3

Obviously there's a good case for considering the wear and tear on the belay loop and harness itself. Consider the case of Todd Skinner: http://www.climbing.com/climber/loss-of-a-legend/ They discussed the worn harness, talking about how people back up the belay loop with a tied sling, but neither considered it a significant safety hazard.


2

The single point setup was developed to aid in very high technical levels of mixed climbing. Dual points can make it hard to keep the crampon on small rock holds. Also in certain kinds of ice, the monopoint can get a better grip. The various other setups are attempts to make a compromise between getting full grip in the ice and staying stable on rock. My ...


3

While some brands may be known for narrower boots, this also depends on the last[1] they use for a particular model. La Sportiva boots are often considered to be narrow and low-volume compared to Scarpa, but there are also differences between the lasts they use for their Trango vs. their Nepal lines of boots. (The Nepal last is wider than the Trango.) If ...


6

I shall have to call bullshit on this. I personally forgot to hook up my dry suit inflation hose many years ago and sank to 36m (4.6 atm) in cold UK waters. Where I suffered from serious love bites (dry suit squeeze). Luckily my buddy figured out what I was trying to imply and attached my hose for me. The cuffs would not cut you no matter the pressure as ...


2

AT (Alpine Touring, aka-randonnee) is quickly rising to be the most popular form of downhill skiing. There are still those die-hard telemarkers that will never switch, and they will out distance you on the flats, but hands down AT is best for back country downhill. Buying skis is like buying shoes nowadays, what type you get depends a lot on what type of ...


18

Some reasons for the long waist straps are: The most backpacks have only one size for everyone, so the backpack must fit a short/ tall/ tiny/ big person. It also depends what your wear for clothes under your rucksack, if you wear it over a single shirt or over a big insulation-jacket. For alpine backpacks or traveling: the waist straps need to fit around ...
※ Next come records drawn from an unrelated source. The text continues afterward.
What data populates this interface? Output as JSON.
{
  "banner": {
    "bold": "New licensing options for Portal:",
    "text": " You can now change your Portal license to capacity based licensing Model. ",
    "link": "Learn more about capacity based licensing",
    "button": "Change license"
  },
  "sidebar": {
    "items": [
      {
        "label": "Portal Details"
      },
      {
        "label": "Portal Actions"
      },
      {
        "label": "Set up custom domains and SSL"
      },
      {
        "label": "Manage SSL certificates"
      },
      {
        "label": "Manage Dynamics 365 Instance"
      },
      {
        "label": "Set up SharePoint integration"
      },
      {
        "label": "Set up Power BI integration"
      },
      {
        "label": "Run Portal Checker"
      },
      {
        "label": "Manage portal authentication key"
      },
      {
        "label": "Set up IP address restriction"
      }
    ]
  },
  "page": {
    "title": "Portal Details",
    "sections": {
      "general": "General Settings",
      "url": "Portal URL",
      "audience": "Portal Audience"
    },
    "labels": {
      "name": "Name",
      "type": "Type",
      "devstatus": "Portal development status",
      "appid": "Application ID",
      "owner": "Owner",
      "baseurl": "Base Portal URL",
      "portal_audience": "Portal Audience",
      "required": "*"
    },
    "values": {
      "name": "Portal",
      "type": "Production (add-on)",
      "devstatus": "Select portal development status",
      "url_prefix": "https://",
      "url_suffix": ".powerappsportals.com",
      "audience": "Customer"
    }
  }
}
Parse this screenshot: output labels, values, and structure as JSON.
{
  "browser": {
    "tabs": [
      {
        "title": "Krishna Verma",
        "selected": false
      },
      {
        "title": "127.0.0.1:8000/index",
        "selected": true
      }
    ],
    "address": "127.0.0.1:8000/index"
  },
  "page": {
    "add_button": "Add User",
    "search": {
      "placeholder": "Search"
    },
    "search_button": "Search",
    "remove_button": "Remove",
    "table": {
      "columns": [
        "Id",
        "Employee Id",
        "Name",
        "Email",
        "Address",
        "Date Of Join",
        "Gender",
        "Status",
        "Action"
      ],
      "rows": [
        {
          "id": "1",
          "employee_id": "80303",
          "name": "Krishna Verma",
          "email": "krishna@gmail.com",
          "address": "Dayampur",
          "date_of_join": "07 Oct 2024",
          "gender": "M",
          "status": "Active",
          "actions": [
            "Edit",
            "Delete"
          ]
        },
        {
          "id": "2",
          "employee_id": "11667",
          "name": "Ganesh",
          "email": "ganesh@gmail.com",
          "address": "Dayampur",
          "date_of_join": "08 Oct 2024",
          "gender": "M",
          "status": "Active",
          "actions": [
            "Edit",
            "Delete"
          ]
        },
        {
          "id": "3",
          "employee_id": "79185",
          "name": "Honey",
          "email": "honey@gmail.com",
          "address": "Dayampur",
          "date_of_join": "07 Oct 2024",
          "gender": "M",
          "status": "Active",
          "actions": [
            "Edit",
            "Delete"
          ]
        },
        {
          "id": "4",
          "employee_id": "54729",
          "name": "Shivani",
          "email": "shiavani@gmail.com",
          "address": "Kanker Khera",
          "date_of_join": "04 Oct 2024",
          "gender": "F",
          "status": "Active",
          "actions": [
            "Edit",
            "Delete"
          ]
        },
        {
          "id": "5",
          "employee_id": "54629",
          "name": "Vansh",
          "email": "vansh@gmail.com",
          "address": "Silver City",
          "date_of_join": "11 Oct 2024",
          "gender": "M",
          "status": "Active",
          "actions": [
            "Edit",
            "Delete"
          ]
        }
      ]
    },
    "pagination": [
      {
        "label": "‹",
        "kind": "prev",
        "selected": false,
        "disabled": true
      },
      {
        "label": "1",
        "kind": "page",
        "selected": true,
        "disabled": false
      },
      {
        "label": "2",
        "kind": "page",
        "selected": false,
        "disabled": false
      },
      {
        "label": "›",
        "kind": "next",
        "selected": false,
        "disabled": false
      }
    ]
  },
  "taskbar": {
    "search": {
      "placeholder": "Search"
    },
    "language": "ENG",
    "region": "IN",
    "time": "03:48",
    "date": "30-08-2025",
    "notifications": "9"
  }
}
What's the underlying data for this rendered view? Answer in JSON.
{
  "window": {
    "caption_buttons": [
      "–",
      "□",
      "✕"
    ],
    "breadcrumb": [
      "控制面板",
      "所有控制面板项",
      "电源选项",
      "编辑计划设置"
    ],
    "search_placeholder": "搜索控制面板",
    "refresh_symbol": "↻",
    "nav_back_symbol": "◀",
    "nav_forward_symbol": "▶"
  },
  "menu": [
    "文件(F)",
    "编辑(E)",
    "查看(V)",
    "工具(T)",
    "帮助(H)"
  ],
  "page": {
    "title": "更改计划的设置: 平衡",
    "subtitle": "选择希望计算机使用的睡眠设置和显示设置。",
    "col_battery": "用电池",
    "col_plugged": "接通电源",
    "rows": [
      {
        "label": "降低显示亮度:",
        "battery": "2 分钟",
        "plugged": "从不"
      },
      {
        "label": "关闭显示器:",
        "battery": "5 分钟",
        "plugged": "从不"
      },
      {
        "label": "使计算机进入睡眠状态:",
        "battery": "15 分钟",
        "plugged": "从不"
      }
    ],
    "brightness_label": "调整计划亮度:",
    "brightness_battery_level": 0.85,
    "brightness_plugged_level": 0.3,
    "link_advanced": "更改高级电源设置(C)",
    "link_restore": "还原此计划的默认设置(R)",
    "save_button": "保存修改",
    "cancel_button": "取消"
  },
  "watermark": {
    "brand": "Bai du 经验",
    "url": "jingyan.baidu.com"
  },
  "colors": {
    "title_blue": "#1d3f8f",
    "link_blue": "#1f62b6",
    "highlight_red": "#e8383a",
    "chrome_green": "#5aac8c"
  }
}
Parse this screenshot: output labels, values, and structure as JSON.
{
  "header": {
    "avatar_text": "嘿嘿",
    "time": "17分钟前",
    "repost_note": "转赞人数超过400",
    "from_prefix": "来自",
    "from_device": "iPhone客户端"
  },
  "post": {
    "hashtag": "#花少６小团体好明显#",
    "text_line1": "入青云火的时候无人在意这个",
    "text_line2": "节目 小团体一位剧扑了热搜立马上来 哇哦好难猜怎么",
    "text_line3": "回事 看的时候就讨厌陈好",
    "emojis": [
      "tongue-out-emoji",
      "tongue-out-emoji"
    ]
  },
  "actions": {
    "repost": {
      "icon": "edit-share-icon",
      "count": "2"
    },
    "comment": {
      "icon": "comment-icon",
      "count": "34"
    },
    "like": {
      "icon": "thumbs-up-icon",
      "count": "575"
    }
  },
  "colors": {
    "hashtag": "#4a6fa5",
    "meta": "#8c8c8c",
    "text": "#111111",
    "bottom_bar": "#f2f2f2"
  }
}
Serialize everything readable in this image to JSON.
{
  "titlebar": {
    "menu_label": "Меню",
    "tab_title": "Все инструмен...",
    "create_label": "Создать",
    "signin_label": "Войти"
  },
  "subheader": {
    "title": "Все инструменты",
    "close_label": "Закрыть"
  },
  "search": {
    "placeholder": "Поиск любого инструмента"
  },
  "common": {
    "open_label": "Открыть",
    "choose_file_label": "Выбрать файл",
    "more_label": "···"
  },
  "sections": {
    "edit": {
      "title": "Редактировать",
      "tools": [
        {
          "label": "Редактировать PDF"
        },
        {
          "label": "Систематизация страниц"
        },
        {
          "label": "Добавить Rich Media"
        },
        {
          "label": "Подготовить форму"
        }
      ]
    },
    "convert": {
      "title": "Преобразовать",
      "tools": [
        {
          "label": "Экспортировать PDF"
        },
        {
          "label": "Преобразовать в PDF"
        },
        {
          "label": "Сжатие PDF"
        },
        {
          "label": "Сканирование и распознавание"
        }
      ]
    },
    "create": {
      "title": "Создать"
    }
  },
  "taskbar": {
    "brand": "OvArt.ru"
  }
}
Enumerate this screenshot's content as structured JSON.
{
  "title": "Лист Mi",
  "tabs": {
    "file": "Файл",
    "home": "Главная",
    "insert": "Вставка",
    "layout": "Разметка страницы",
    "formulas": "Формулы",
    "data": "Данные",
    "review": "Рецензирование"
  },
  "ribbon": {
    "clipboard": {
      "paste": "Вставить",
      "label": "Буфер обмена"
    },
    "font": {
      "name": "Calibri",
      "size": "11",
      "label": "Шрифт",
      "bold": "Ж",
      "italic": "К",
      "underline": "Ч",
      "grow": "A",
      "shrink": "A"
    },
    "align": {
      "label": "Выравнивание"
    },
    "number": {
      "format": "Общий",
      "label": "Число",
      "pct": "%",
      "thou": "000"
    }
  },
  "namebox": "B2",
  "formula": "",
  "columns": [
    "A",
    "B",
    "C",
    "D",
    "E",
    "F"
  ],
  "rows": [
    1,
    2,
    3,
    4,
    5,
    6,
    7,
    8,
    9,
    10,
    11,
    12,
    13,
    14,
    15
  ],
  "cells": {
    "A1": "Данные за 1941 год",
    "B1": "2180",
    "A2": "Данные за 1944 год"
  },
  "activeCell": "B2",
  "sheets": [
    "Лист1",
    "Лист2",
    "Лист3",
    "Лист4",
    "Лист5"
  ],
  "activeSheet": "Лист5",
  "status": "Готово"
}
3

A lot depends on where you live and where you ski, but unless you've got solid enough skiing skills to manage ungroomed terrain at a resort, you'll struggle a lot backcountry skiing in a typical situation where AT or telemark gear would be used. There is an entire range of gear from relatively light XC touring gear to full on Alpine setups that can be used ...


7

In addition to telemark, there are randonnee, aka alpine touring bindings. These are basically regular alpine bindings, where the heel can be released, for climbing. When going downhill, the heel can be clipped back in, for greater support during steep alpine descents. Telemark skis usually aren't super great for climbing on their own, and usually require ...


3

I met a guy who left February 14th, the same day as I did, and he used a 40F Katabatic quilt the whole time. He slept with his down coat and gloves on. I didn't meet many people with 0F bags. I took a 0F Feathered Friends bag and was never uncomfortable. I swapped it out for a 35F bag in early May and had a few cold nights in Northern Virginia. Leaving ...


2

All mountaineering gear comes with proper storage instructions. Most gear is best stored in a dry, cool, dark place. Humidity will rust your screws, crampons and axes. That box will effectively turn into an oven unless your balcony is on the shady side of your building. Garden closets are for storing garden tools, not precious climbing and camping gear. If ...



Top 50 recent answers are included